Translating that into a football lens explains my continued, at times begrudging support of Arsenal, my affection for any iteration of the Dutch national team, despite never having stepped foot in the country, and my recently renewed support of Borussia Dortmund. Despite winning the Pokal, last season’s Dortmund side is a classic case of missed opportunity and unfulfilled potential. In a season in which Bayern’s imperial reign over the Bundesliga seemed vulnerable, a side full of the best young talent in the world should have put up more of a fight. Yet, tragedy always has a cold sense of inevitability. It seems like Bayern are destined to define German football, the way that Spain were destined to dominate the world at Holland’s expense. In real time we’re witnessing the squad stripped of its most fundamental assets, leaving Dortmund with another rebuilding job. 

What ties these teams together is something of an inability to grow up, the children of the world game who, while frustrating, embody that exact word, ‘game.’ Obsession with trophy-clad teams inspires an image of football as a business, the adult plainness of getting from A to B, crushing the idea of growth and competition for the sake of homogeneity.
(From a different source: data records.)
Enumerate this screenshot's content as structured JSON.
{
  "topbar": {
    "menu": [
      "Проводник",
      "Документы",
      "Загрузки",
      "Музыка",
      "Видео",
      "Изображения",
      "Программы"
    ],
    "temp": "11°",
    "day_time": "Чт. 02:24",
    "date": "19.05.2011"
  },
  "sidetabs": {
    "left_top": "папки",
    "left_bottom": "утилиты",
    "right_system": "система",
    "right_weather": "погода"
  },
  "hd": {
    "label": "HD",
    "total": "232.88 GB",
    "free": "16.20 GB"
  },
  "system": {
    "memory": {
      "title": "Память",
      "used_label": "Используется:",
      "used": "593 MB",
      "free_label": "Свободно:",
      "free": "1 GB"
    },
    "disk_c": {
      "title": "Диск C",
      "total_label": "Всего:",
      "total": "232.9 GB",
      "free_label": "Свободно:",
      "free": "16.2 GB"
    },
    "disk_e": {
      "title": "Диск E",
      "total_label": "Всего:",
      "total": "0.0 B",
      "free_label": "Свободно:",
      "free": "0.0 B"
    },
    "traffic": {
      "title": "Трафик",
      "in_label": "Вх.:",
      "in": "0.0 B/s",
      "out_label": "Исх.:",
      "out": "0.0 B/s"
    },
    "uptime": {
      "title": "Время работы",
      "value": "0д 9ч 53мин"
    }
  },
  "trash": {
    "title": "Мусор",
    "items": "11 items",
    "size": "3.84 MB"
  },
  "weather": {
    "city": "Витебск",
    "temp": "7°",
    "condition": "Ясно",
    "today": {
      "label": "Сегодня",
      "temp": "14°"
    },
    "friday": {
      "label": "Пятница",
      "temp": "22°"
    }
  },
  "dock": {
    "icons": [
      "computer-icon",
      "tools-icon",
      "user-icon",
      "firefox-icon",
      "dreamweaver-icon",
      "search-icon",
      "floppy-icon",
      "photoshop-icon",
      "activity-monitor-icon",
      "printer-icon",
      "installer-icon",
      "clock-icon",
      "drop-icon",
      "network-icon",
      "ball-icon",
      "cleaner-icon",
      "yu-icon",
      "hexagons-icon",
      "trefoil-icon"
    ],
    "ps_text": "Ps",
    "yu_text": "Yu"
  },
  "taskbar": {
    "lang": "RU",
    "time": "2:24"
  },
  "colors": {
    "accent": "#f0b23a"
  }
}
These ‘almost’ clubs represent the imperfect, fun sport it was designed to be, they are the antidote to modern football which is used so often as a cash cow and a political tool. Life as an ‘almost’ fan is challenging, angering, elating and joyous to the most extreme, a range of emotion that not every fan gets to feel.

If a team is all-conquering, they have nowhere to go. But this is football, the show must go on, we need an arc to invest in and I find that in these teams who continually find themselves bumping up against a glass ceiling, despite doing all the things necessary to succeed…
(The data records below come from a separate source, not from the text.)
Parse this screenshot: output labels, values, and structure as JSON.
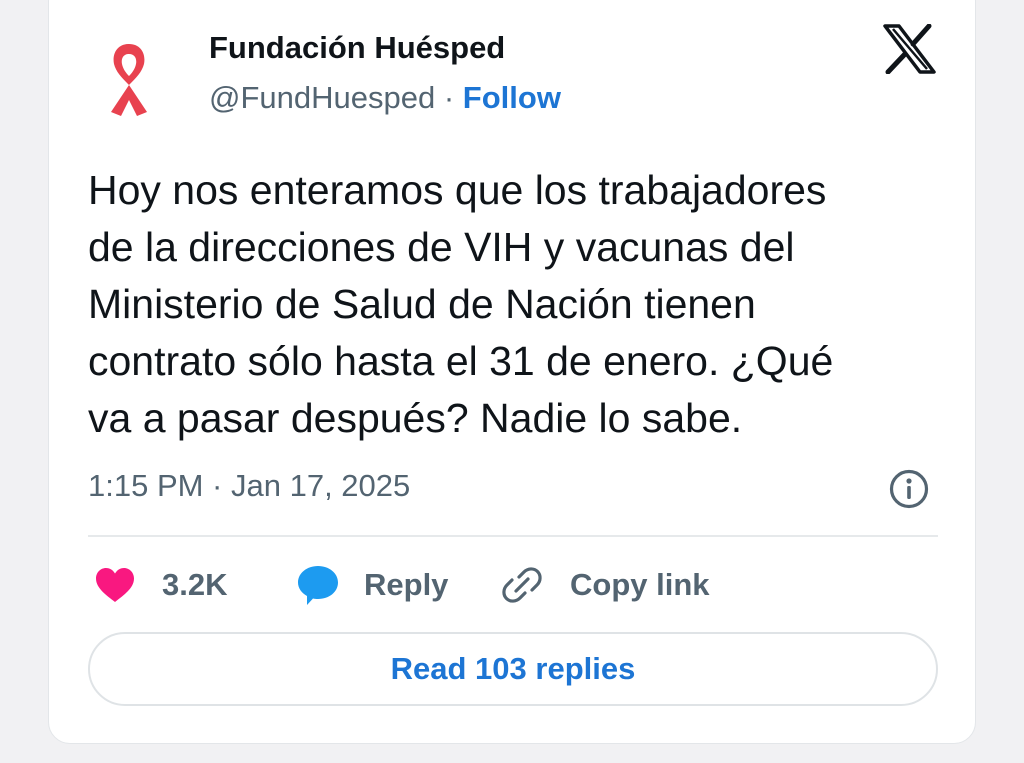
{
  "account": {
    "name": "Fundación Huésped",
    "handle": "@FundHuesped",
    "separator": "·",
    "follow_label": "Follow",
    "avatar_icon": "red-ribbon-icon"
  },
  "platform_icon": "x-logo-icon",
  "tweet": {
    "lines": [
      "Hoy nos enteramos que los trabajadores",
      "de la direcciones de VIH y vacunas del",
      "Ministerio de Salud de Nación tienen",
      "contrato sólo hasta el 31 de enero. ¿Qué",
      "va a pasar después? Nadie lo sabe."
    ],
    "timestamp": "1:15 PM · Jan 17, 2025"
  },
  "actions": {
    "likes_count": "3.2K",
    "reply_label": "Reply",
    "copy_link_label": "Copy link"
  },
  "read_replies_label": "Read 103 replies",
  "colors": {
    "accent_blue": "#1d75d4",
    "heart_pink": "#f91880",
    "reply_bubble_blue": "#1d9bf0",
    "ribbon_red": "#e8424f",
    "text_primary": "#0f1419",
    "text_secondary": "#536471"
  }
}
Did I just describe myself?

I guess I really have a problem.

Relatable Content

I’m realising that I don’t process the world in the same way as other people. Other people don’t look to plaster their experience onto the arcs of football teams, because they are sane. But shit, it brings me comfort. For all the relatable flaws that these teams have, they’re still adored, and they still hold the eternal spring of hope. 
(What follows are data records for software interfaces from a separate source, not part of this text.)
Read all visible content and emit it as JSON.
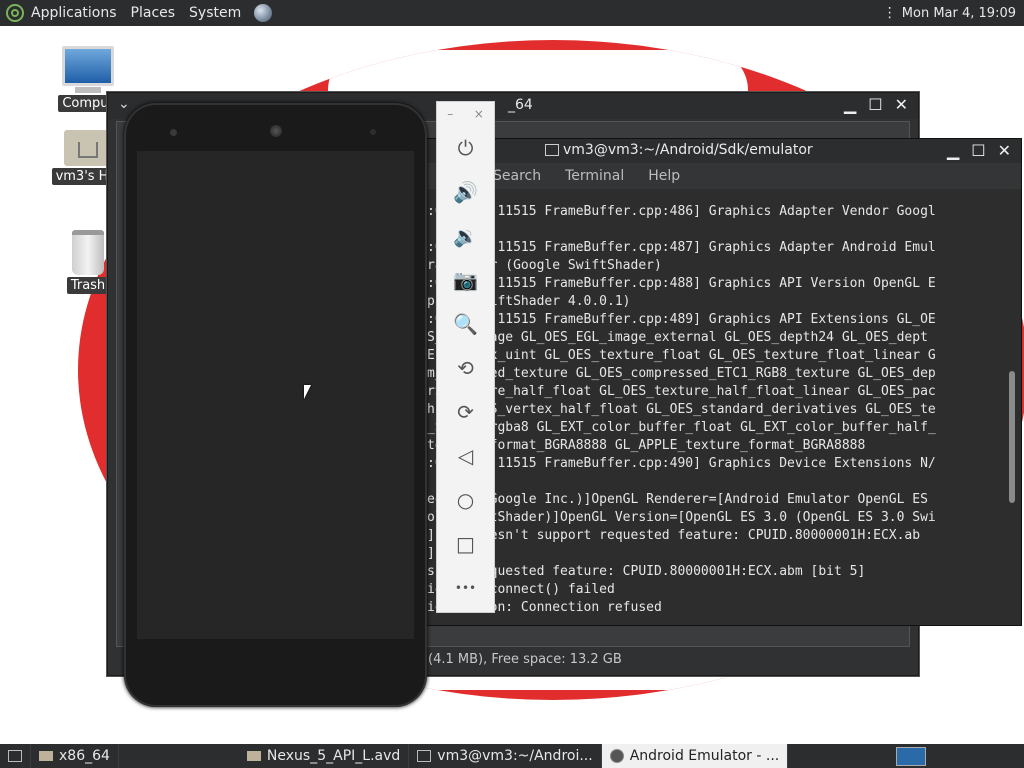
{
  "top_panel": {
    "menus": [
      "Applications",
      "Places",
      "System"
    ],
    "clock": "Mon Mar  4, 19:09"
  },
  "desktop": {
    "icons": [
      {
        "label": "Comput",
        "icon": "computer-icon"
      },
      {
        "label": "vm3's Ho",
        "icon": "home-folder-icon"
      },
      {
        "label": "Trash",
        "icon": "trash-icon"
      }
    ]
  },
  "avd_window": {
    "title": "_64",
    "status": "(4.1 MB), Free space: 13.2 GB"
  },
  "terminal": {
    "title": "vm3@vm3:~/Android/Sdk/emulator",
    "menus": [
      "Search",
      "Terminal",
      "Help"
    ],
    "lines": [
      ":06361   11515 FrameBuffer.cpp:486] Graphics Adapter Vendor Googl",
      "",
      ":06403   11515 FrameBuffer.cpp:487] Graphics Adapter Android Emul",
      "ranslator (Google SwiftShader)",
      ":06409   11515 FrameBuffer.cpp:488] Graphics API Version OpenGL E",
      "p 3.0 SwiftShader 4.0.0.1)",
      ":06413   11515 FrameBuffer.cpp:489] Graphics API Extensions GL_OE",
      "S_EGL_image GL_OES_EGL_image_external GL_OES_depth24 GL_OES_dept",
      "Ent_index_uint GL_OES_texture_float GL_OES_texture_float_linear G",
      "m_paletted_texture GL_OES_compressed_ETC1_RGB8_texture GL_OES_dep",
      "rS_texture_half_float GL_OES_texture_half_float_linear GL_OES_pac",
      "h. GL_OES_vertex_half_float GL_OES_standard_derivatives GL_OES_te",
      "_S_rgb8_rgba8 GL_EXT_color_buffer_float GL_EXT_color_buffer_half_",
      "texture_format_BGRA8888 GL_APPLE_texture_format_BGRA8888",
      ":06429   11515 FrameBuffer.cpp:490] Graphics Device Extensions N/",
      "",
      "eoogle (Google Inc.)]OpenGL Renderer=[Android Emulator OpenGL ES",
      "ole SwiftShader)]OpenGL Version=[OpenGL ES 3.0 (OpenGL ES 3.0 Swi",
      "]host doesn't support requested feature: CPUID.80000001H:ECX.ab",
      "]",
      "sport requested feature: CPUID.80000001H:ECX.abm [bit 5]",
      "iontext_connect() failed",
      "io: Reason: Connection refused"
    ]
  },
  "emulator_toolbar": {
    "buttons": [
      {
        "name": "power-icon",
        "glyph": "⏻"
      },
      {
        "name": "volume-up-icon",
        "glyph": "🔊"
      },
      {
        "name": "volume-down-icon",
        "glyph": "🔉"
      },
      {
        "name": "camera-icon",
        "glyph": "📷"
      },
      {
        "name": "zoom-icon",
        "glyph": "🔍"
      },
      {
        "name": "rotate-left-icon",
        "glyph": "⟲"
      },
      {
        "name": "rotate-right-icon",
        "glyph": "⟳"
      },
      {
        "name": "back-icon",
        "glyph": "◁"
      },
      {
        "name": "home-icon",
        "glyph": "○"
      },
      {
        "name": "overview-icon",
        "glyph": "□"
      },
      {
        "name": "more-icon",
        "glyph": "•••"
      }
    ],
    "minimize": "–",
    "close": "×"
  },
  "taskbar": {
    "items": [
      {
        "label": "x86_64",
        "icon": "folder-icon"
      },
      {
        "label": "Nexus_5_API_L.avd",
        "icon": "folder-icon"
      },
      {
        "label": "vm3@vm3:~/Androi...",
        "icon": "terminal-icon"
      },
      {
        "label": "Android Emulator - ...",
        "icon": "android-icon"
      }
    ]
  },
  "colors": {
    "panel": "#2b2d2e",
    "desktop_logo": "#e12d2d",
    "terminal_bg": "#2d2d2d",
    "toolbar_bg": "#f3f3f3"
  }
}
It’s a lofty, corny, and ironically unrelatable idea, but the relatability of a team matters to me. That word was used to describe England’s Euro 2020 squad as it pertained to their political awareness, a brand of relatability which I believe is universally vital. But I’m speaking to something more fundamental, something about a team that matches your self perception, your self love and your frustrations. It’s an all-or-nothing way of life, where the effect of every win and loss is doubled. It’s a fearful way of life, these teams aren’t fictional characters for whom someone has crafted the perfect ending. It’s sport, it’s random and endless. 

Of course, I probably won’t relate to these ‘almost’ teams forever. Age seems to beget cynicism, a more advanced version of me may have grown out of this obsession with flaws and may look back on the current Man City side as one of history’s greatest achievements. But I will always want to hold late 2000s Arsenal, 2010 Holland and 2020 Borussia Dortmund, these teams stuck in adolescence, as the symbols of the gleeful, nonsensical stupidity of my youth.

Ryan Gaur

Ryan is a Physics graduate from Birmingham, England. His interests, other than football, include music, marvel and movies. As a writer he focuses on social commentary and music analysis.